Tuesday, July 9, 2013

What Are You Afraid Of?

What Are You Afraid Of?

By Abigail Curtis DVM

What are you afraid of?

Heart racing, sweaty palms, complete lack of ability to think or process information, the overwhelming desire to sprint in the opposite direction. This was me every time someone tried to have me vault OVER a railing without my feet touching it. They tried everything. Hundreds, if not thousands, of repetitions practicing a similar vault where my foot would touch. Then the helpful “now just do it without your foot” which caused me to be unable to do even the simplest of tasks. Weeks and months passed by without success. To the point the thought of jumping a railing led to fear, anger, frustration, disappointment and crying. I desperately WANTED to jump the railing. But I was terrified.

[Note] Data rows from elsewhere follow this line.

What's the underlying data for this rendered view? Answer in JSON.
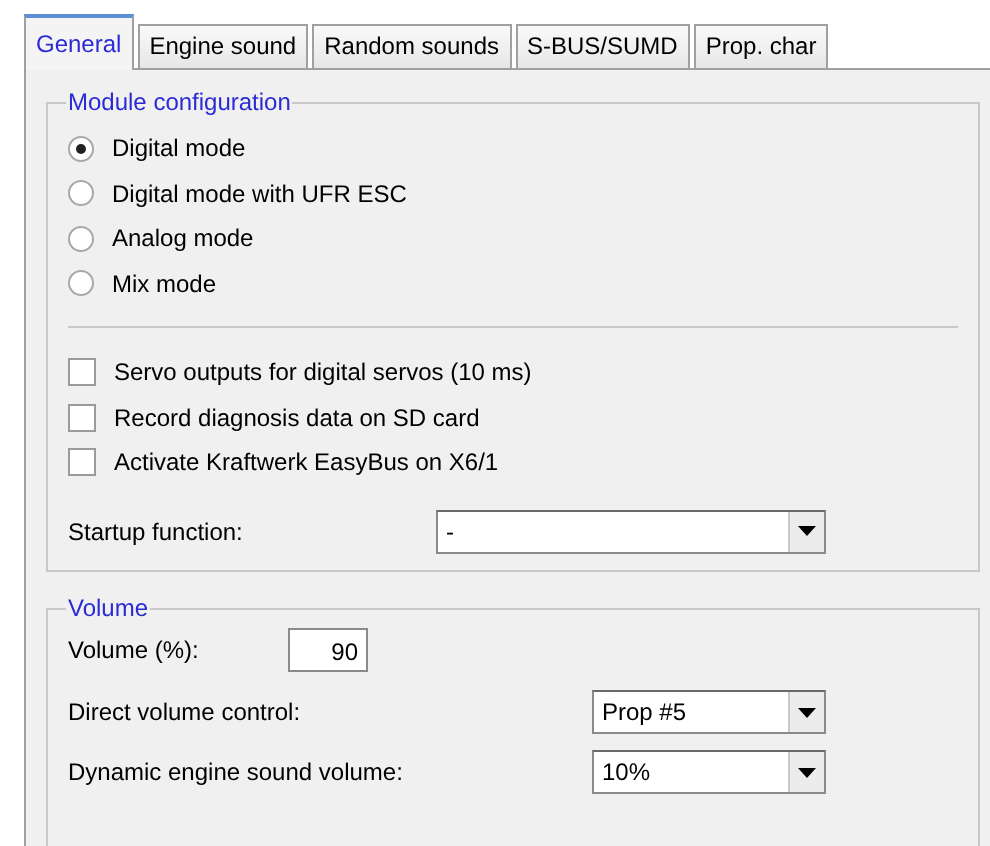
{
  "tabs": [
    {
      "label": "General",
      "selected": true
    },
    {
      "label": "Engine sound",
      "selected": false
    },
    {
      "label": "Random sounds",
      "selected": false
    },
    {
      "label": "S-BUS/SUMD",
      "selected": false
    },
    {
      "label": "Prop. char",
      "selected": false
    }
  ],
  "module_configuration": {
    "title": "Module configuration",
    "modes": [
      {
        "label": "Digital mode",
        "selected": true
      },
      {
        "label": "Digital mode with UFR ESC",
        "selected": false
      },
      {
        "label": "Analog mode",
        "selected": false
      },
      {
        "label": "Mix mode",
        "selected": false
      }
    ],
    "options": [
      {
        "label": "Servo outputs for digital servos (10 ms)",
        "checked": false
      },
      {
        "label": "Record diagnosis data on SD card",
        "checked": false
      },
      {
        "label": "Activate Kraftwerk EasyBus on X6/1",
        "checked": false
      }
    ],
    "startup_function": {
      "label": "Startup function:",
      "value": "-"
    }
  },
  "volume": {
    "title": "Volume",
    "volume_percent": {
      "label": "Volume (%):",
      "value": "90"
    },
    "direct_volume_control": {
      "label": "Direct volume control:",
      "value": "Prop #5"
    },
    "dynamic_engine_sound_volume": {
      "label": "Dynamic engine sound volume:",
      "value": "10%"
    }
  }
}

Now, you may ask, why on earth was someone trying to get my to vault over a railing put there for the sole purpose of ensuring my safety?  Good question! On February 15, 2011, Karin Coyne and I started this new crazy sport called parkour.  Parkour is a physical discipline whereby practitioners utilize physical training to master their own movements by climbing, running, jumping and balancing over the obstacles in their environments.

For a brief video introduction to parkour, see here:



Karin and I had been using TAGteach for several years at our dog camp, but had never used it for for anything “sport” related.  When we started running into trouble with parkour skills, we decided to experiment on utilizing TAGteach to help. We used it for little things we were struggling to master such as roll form and handstands.  The more time we spent tagging, the better we got at it. Our timing (which was spot-on when clicking dogs) improved and the tag points became more natural.

I distinctly recall the day that I told Karin we were going to use TAGteach to “fix” my vault problem.  It was going to be TAGteach’s first real “test” in parkour. Neither of us knew if it was going to work, or if we had the skills necessary, but I was at my wits end with this issue and wanted it solved yesterday. And it did indeed work. Less than an hour later, I successfully jumped over a railing!

We had unlocked a new-to-us use for TAGteach!  I won’t be so bold to say that that first time using TAGteach in this way was smooth sailing.  There are quite a few things that, having used it many more times since this fateful day, I would go back and change. But one thing's for sure: TAGteach works amazingly well at conquering fear.

So, what have we learned?

1) Start with a point of comfort
Start where your learner is comfortable. Note: this may be different than the point of success. Your measurement of success is not actually can he/she perform xyz skill, it is can they do so comfortably? Try to be non-judgemental about where this point is. It is up to your learner to set it, regardless of where you think she should be at this stage. Err on the side of “too easy.” Your learner probably has a long history of this skill being impossible. A few easy tags won’t slow the process down nearly as much as overstepping here.

2) Watch (and read) your learner
Remember, your learner is your guide. When training dogs, we are quick to look for those signs of stress. Learn to see signs that you have asked too much of your learner: that deep breath, face scratch, hesitant nod, slumped shoulder, etc. When you see these, the best way forward is to go backward.

3) Break the skill down
While this relates to the actual teaching of the skill, often the most important thing to break down is the fear itself. It might be the height, the speed, the number of people watching, or any number of other variables. Figure out what that is, then figure out how to break it into pieces. This process might require a fair bit of creativity.

4) Build up a reinforcement history
You need your learner to trust you implicitly. This trust is established when you have reinforced your leaner over and over many times thus creating a deep reinforcement history.This is what is going to get you through those moments when you mess up and push too far. Be ready and able to admit that you messed up and need to figure out some other way. This will remove that stressor from your learner and enable her to concentrate on conquering her fear. And rarely, you can use that reinforcement history to help push your learner through the fear. Use this power with caution! It is more likely to backfire than be helpful!

5) Use a cousin tag point
A cousin tag point is one that causes what you want to happen, and gives the learner something to focus on instead of the barrier. In my case, my tag point was “feet past hands.” We had practiced this on a wall repeatedly so when we got to the railing, Karin was able to give me the “feet past hands” tag point. I knew exactly what this felt like and knew I could do it. What she wanted me to do was to jump over the railing, and she very easily could have given a tag point of “feet over bar” but in that scenario, I would be focusing on the scary element instead of just “feet past hands.”

Using TAGteach, I was able to vault over rails and begin to apply it in a variety of other fearful situations. It took quite a bit of trial and error to become useful, but hopefully you can use these tips to succeed with your students and their fears!

Originally posted on TAGteach blog.